Dataset rows for apps and sites
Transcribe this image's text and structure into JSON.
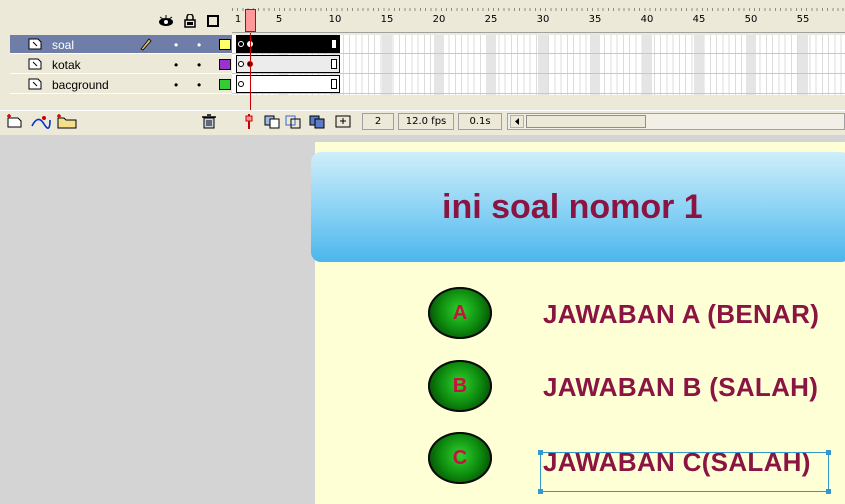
{
  "timeline": {
    "header_icons": [
      "eye-icon",
      "lock-icon",
      "outline-icon"
    ],
    "ruler_numbers": [
      "1",
      "5",
      "10",
      "15",
      "20",
      "25",
      "30",
      "35",
      "40",
      "45",
      "50",
      "55"
    ],
    "layers": [
      {
        "name": "soal",
        "active": true,
        "color": "#ffff66",
        "icon": "layer-icon",
        "editing": true
      },
      {
        "name": "kotak",
        "active": false,
        "color": "#9933cc",
        "icon": "layer-icon",
        "editing": false
      },
      {
        "name": "bacground",
        "active": false,
        "color": "#33cc33",
        "icon": "layer-icon",
        "editing": false
      }
    ],
    "toolbar": {
      "insert_layer_icons": [
        "insert-layer-icon",
        "motion-guide-icon",
        "insert-folder-icon"
      ],
      "delete_icon": "trash-icon",
      "current_frame": "2",
      "frame_rate": "12.0 fps",
      "elapsed_time": "0.1s"
    }
  },
  "stage": {
    "title": "ini soal nomor 1",
    "options": [
      {
        "letter": "A",
        "label": "JAWABAN A (BENAR)"
      },
      {
        "letter": "B",
        "label": "JAWABAN B (SALAH)"
      },
      {
        "letter": "C",
        "label": "JAWABAN C(SALAH)"
      }
    ],
    "colors": {
      "title_text": "#8a1442",
      "option_text": "#8a1442",
      "button_letter": "#c8103c",
      "stage_background": "#ffffd6",
      "banner": "#8ed4f5"
    }
  }
}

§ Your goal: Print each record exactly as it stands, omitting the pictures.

§ Written response:
Transcribe this image's text and structure into JSON.
{
  "timeline": {
    "header_icons": [
      "eye-icon",
      "lock-icon",
      "outline-icon"
    ],
    "ruler_numbers": [
      "1",
      "5",
      "10",
      "15",
      "20",
      "25",
      "30",
      "35",
      "40",
      "45",
      "50",
      "55"
    ],
    "layers": [
      {
        "name": "soal",
        "active": true,
        "color": "#ffff66",
        "icon": "layer-icon",
        "editing": true
      },
      {
        "name": "kotak",
        "active": false,
        "color": "#9933cc",
        "icon": "layer-icon",
        "editing": false
      },
      {
        "name": "bacground",
        "active": false,
        "color": "#33cc33",
        "icon": "layer-icon",
        "editing": false
      }
    ],
    "toolbar": {
      "insert_layer_icons": [
        "insert-layer-icon",
        "motion-guide-icon",
        "insert-folder-icon"
      ],
      "delete_icon": "trash-icon",
      "current_frame": "2",
      "frame_rate": "12.0 fps",
      "elapsed_time": "0.1s"
    }
  },
  "stage": {
    "title": "ini soal nomor 1",
    "options": [
      {
        "letter": "A",
        "label": "JAWABAN A (BENAR)"
      },
      {
        "letter": "B",
        "label": "JAWABAN B (SALAH)"
      },
      {
        "letter": "C",
        "label": "JAWABAN C(SALAH)"
      }
    ],
    "colors": {
      "title_text": "#8a1442",
      "option_text": "#8a1442",
      "button_letter": "#c8103c",
      "stage_background": "#ffffd6",
      "banner": "#8ed4f5"
    }
  }
}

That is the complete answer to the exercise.